- WHAT THE TASK REQUIRES: Which lines of the records contain "chevron"? Collect every one of them.

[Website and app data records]
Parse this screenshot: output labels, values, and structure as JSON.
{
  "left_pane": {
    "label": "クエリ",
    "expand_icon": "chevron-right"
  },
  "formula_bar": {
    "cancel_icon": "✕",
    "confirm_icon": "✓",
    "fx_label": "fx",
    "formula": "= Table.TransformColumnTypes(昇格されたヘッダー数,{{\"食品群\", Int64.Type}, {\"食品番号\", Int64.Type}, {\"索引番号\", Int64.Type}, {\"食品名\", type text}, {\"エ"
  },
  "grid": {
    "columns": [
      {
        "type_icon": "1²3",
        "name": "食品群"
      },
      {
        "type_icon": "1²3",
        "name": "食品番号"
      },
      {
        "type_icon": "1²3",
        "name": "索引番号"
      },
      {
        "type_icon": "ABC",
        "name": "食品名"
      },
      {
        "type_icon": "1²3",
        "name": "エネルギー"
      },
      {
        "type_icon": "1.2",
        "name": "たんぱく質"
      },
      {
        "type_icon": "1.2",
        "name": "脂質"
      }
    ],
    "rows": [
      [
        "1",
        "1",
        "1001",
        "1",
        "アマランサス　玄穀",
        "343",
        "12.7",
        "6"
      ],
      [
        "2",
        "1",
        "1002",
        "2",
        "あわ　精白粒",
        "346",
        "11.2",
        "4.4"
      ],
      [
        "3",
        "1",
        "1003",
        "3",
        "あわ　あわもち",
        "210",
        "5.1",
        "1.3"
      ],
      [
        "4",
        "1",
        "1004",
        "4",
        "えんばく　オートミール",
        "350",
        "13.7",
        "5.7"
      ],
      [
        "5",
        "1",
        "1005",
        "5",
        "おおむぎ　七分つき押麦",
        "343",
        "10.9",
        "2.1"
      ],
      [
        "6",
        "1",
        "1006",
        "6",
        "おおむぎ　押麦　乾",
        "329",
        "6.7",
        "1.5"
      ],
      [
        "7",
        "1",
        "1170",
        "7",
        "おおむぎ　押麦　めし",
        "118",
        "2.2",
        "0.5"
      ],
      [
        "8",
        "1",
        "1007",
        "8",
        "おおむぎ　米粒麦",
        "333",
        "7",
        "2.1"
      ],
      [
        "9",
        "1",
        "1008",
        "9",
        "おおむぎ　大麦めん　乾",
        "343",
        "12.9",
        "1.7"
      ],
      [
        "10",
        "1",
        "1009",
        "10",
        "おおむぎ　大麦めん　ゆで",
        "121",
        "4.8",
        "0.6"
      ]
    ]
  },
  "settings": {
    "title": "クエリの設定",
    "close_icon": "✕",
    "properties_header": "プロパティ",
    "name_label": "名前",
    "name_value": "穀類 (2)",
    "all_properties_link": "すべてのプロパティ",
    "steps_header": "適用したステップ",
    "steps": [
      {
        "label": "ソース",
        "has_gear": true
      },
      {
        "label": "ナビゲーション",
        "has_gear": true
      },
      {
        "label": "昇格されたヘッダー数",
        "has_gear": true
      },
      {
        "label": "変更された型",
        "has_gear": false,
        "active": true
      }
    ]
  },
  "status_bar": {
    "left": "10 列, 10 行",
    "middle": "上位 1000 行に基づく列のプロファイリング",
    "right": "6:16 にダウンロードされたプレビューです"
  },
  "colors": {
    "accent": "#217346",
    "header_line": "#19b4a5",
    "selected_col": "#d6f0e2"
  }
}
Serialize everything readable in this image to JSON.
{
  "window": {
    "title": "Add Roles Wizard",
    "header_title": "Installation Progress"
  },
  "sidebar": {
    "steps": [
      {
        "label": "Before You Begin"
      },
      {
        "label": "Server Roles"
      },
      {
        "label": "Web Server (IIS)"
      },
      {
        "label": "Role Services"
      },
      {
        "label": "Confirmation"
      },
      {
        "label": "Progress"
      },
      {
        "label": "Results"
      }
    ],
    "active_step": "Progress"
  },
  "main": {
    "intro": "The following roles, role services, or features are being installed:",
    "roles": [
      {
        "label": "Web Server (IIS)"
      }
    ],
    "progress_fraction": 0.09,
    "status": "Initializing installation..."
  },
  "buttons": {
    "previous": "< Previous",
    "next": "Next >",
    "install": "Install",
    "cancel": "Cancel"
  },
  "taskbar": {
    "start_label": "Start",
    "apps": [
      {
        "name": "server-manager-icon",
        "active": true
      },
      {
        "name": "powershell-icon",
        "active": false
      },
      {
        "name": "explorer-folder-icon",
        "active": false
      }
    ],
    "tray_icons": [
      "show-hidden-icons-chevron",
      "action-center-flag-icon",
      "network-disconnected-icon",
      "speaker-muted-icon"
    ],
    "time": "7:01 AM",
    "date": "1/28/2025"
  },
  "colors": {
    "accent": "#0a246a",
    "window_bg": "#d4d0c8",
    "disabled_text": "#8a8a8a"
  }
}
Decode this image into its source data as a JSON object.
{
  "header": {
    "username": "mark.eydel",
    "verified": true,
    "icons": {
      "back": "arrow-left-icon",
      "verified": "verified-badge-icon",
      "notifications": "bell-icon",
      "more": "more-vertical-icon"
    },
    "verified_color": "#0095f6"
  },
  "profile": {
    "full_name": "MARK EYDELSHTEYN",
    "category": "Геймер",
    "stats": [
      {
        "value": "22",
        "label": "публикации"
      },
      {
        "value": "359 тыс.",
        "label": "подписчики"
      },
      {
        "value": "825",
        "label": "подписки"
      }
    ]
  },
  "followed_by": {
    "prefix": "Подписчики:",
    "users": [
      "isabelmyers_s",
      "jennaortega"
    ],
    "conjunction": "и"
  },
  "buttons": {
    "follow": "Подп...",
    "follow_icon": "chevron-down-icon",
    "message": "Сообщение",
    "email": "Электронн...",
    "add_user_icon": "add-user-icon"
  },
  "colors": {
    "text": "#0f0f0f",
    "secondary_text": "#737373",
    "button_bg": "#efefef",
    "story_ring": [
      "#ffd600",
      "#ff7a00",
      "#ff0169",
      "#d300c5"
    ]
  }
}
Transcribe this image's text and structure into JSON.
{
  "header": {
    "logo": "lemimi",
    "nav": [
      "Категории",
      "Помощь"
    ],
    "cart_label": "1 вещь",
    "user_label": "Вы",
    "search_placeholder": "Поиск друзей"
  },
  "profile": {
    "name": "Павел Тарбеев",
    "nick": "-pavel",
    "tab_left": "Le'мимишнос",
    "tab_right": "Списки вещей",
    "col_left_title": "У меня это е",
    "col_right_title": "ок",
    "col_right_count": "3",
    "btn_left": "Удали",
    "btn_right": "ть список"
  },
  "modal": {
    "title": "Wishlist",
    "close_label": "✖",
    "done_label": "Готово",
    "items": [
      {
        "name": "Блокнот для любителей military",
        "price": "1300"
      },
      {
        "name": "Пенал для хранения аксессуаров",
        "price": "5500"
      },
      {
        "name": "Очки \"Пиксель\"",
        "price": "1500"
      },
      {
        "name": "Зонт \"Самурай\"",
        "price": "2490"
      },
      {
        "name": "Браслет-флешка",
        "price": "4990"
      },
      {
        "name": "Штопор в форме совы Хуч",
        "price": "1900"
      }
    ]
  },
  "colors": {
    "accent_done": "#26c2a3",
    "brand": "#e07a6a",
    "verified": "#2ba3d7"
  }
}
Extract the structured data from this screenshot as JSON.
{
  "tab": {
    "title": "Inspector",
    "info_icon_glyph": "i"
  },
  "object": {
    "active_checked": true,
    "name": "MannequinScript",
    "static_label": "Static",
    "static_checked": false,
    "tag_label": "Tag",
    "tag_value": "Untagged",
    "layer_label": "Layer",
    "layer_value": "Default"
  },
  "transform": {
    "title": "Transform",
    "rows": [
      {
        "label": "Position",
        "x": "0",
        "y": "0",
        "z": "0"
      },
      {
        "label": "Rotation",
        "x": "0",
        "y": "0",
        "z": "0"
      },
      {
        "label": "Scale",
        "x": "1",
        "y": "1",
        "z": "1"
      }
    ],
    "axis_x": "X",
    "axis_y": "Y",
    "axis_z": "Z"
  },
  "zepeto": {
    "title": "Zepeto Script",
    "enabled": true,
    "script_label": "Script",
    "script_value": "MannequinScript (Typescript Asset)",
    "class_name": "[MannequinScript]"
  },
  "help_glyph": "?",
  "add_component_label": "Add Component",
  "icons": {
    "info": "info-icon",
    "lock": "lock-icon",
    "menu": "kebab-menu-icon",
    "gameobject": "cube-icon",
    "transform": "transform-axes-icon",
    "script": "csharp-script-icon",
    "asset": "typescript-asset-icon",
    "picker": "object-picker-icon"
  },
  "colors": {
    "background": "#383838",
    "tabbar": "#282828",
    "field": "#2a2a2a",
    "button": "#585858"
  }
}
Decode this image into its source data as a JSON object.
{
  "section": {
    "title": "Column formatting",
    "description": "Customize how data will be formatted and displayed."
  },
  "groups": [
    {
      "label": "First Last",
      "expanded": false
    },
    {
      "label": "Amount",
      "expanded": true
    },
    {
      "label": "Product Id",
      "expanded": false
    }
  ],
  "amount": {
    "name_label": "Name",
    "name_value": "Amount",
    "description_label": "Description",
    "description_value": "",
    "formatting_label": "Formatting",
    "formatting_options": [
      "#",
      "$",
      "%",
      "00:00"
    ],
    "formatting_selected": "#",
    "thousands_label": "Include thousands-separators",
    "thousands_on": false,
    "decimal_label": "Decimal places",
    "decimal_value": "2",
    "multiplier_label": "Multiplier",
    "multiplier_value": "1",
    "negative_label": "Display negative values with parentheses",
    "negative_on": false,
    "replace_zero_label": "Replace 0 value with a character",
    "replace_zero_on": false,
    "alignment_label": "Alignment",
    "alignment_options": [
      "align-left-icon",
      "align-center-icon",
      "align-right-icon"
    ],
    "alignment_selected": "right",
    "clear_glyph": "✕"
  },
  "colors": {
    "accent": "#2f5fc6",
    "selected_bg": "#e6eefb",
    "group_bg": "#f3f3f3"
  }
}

- EXERCISE ANSWER:
    "expand_icon": "chevron-right"
      "show-hidden-icons-chevron",
    "follow_icon": "chevron-down-icon",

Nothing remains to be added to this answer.